  8. I read Dr. Wallace’s article and even discussed it online with a KJV onlyist (or TR onlyist) and Wallace believes, as he said on Christ the Center, that the classic proof texts for the confessional doctrine of preservation (see WCF) are misinterpreted. He believes the doctrine of preservation was invented during the Reformation. He does believe it was preserved, just not that the Bible revealed that it would be, or how. He does not believe in the preservation of every word, as he said on CtC, and that’s based not on Scripture, but his research of the evidence. If you’re listening for it, it’s all very clear on CtC. I tend to agree that the context of those classic preservation verses make other points. But I’m staying on the fence until I learn more, as I aspire to be faithful to the system of doctrine contained in Scripture as expressed in the WCF. By the way, just posted about it. But I guess my post will show up in this thread anyway.
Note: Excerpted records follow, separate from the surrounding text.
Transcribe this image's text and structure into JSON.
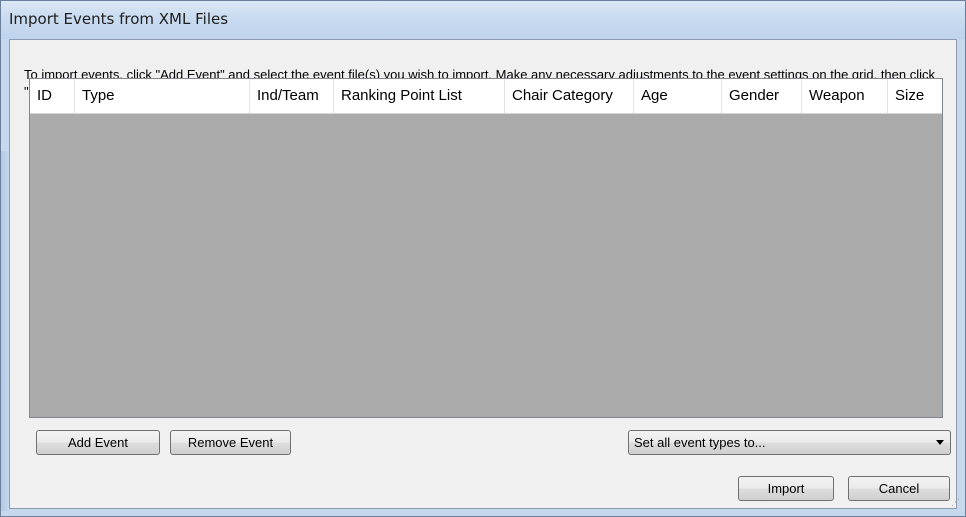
{
  "window": {
    "title": "Import Events from XML Files"
  },
  "instructions": "To import events, click \"Add Event\" and select the event file(s) you wish to import.  Make any necessary adjustments to the event settings on the grid, then click \"Import\" to finish the process.",
  "grid": {
    "columns": [
      "ID",
      "Type",
      "Ind/Team",
      "Ranking Point List",
      "Chair Category",
      "Age",
      "Gender",
      "Weapon",
      "Size"
    ],
    "rows": []
  },
  "buttons": {
    "add_event": "Add Event",
    "remove_event": "Remove Event",
    "import": "Import",
    "cancel": "Cancel"
  },
  "event_type_combo": {
    "selected": "Set all event types to..."
  },
  "colors": {
    "grid_background": "#ababab",
    "titlebar": "#c9dbf0"
  }
}
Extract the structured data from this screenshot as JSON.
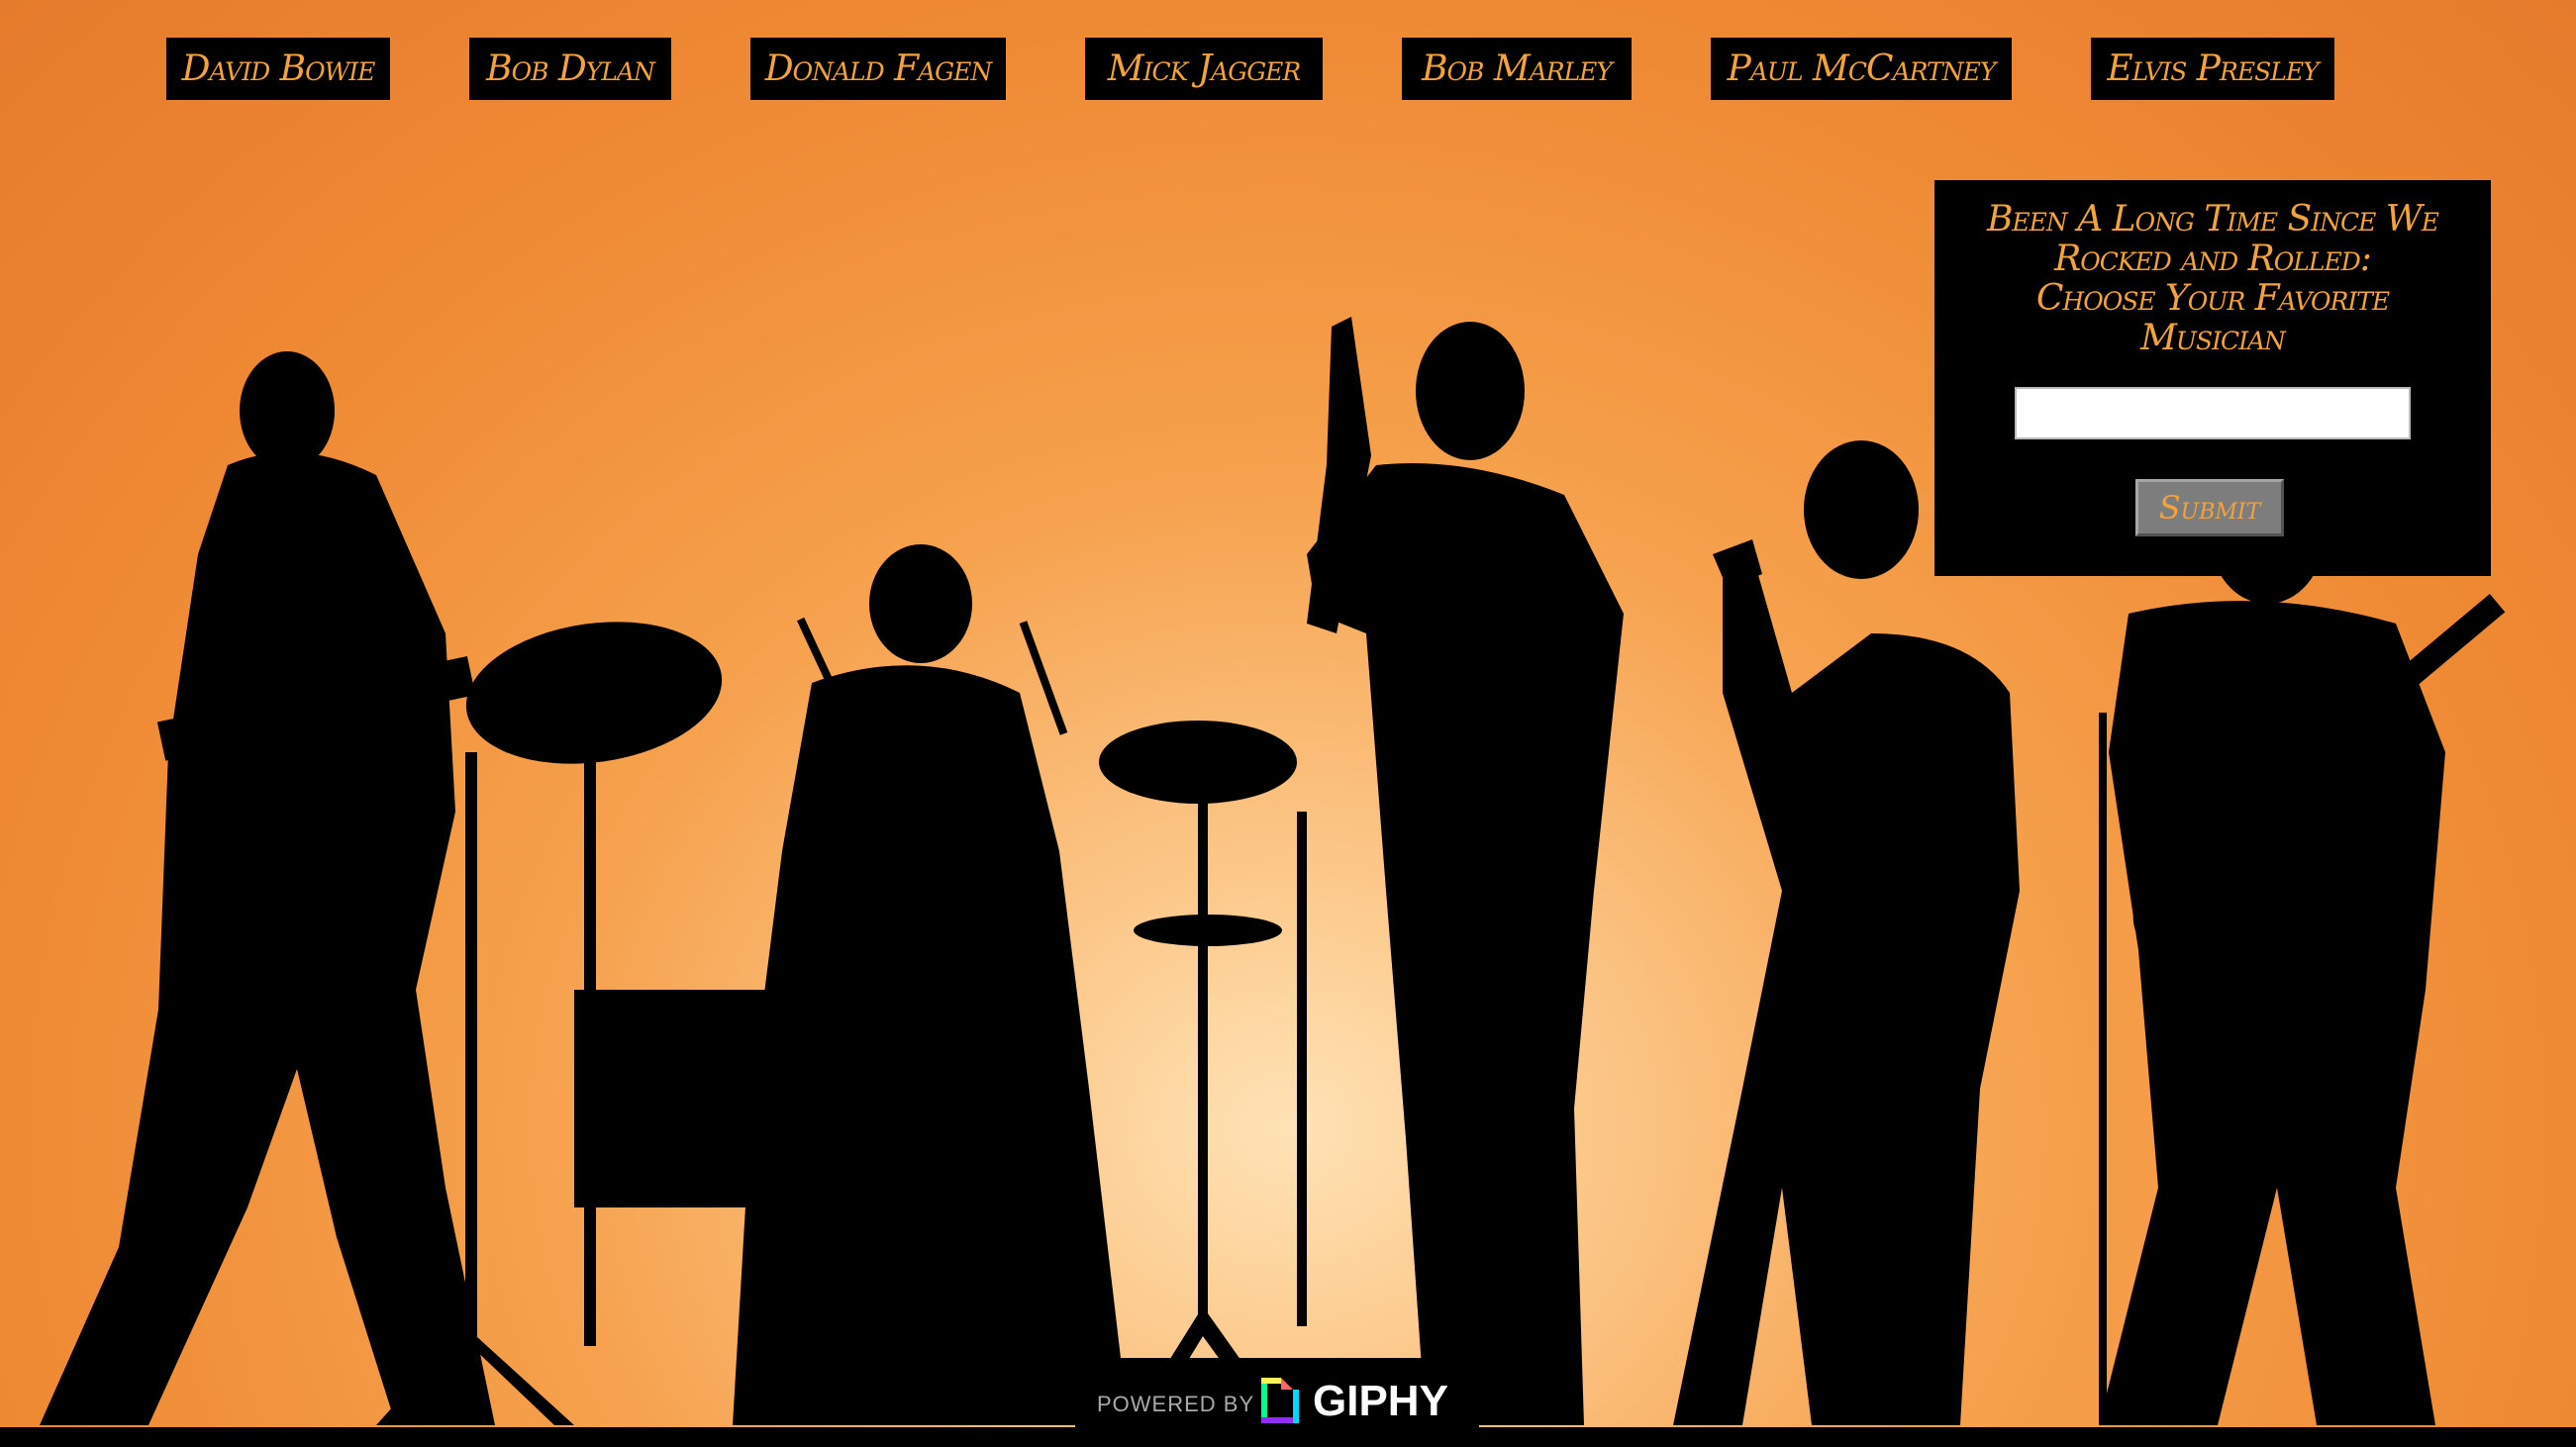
{
  "nav": {
    "buttons": [
      {
        "label": "David Bowie"
      },
      {
        "label": "Bob Dylan"
      },
      {
        "label": "Donald Fagen"
      },
      {
        "label": "Mick Jagger"
      },
      {
        "label": "Bob Marley"
      },
      {
        "label": "Paul McCartney"
      },
      {
        "label": "Elvis Presley"
      }
    ]
  },
  "panel": {
    "title_line1": "Been A Long Time Since We",
    "title_line2": "Rocked and Rolled:",
    "title_line3": "Choose Your Favorite",
    "title_line4": "Musician",
    "input_value": "",
    "submit_label": "Submit"
  },
  "footer": {
    "powered_by": "POWERED BY",
    "brand": "GIPHY"
  },
  "colors": {
    "accent": "#f3a33b",
    "background": "#ef8a34",
    "panel": "#000000"
  },
  "icons": [
    "giphy-logo-icon"
  ]
}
  9. Guys,

    I’m a regular listener and enjoy the program, but don’t you think there are some major problems with some of the things that Wallace said from a Reformed/orthodox perspective?

    Examples:

    He reinterprets the doctrine of divine preservation of Scripture (contra article one of the WCF and 2LBC).

    He makes the old claim that contemporary text criticism has no impact on doctrine. How about the doctrine of providence (preservation) and the doctrine of the canon of Scripture. Canon involves not only books of the Bible but also the text of the Bible (e.g., Mark 16:9-20 is roughly the same length as 2 John). While we’re on the issue of canon, what would happen if Dr. Wallace discovered an ancient copy of Romans in a library somewhere that omitted chapters 9-11, and the world’s best academic text critics (neo-evangelicals among them) decided this was the most ancient text of Romans. Would we then remove these chapters from our Bible?

    He says that the Gospel record of Christ’s words contain merely the ipsissima vox and not the ipsissima verba of the Lord. Do you concur?

    He drives an artificial wedge between Jesus and the Bible, claiming that he does not want to make Jesus the handmaiden of the Bible but the Bible the handmaiden of Jesus. But, from where does he learn about Jesus but from the Bible? The two are not at odds.

    I was glad that someone challenged his views on the “incarnational” approach to inerrancy, but I wish some of these others issues had also been raised as well.

    JTR

  10. Pingback : Reformed Forum - Reformed Theology Podcasts, Videos, Blogs and More - » Blog Archive » The Sweet 16

  11. Pingback : New Testament Textual Criticism in the 21st Century « Faith by Hearing

Leave a Reply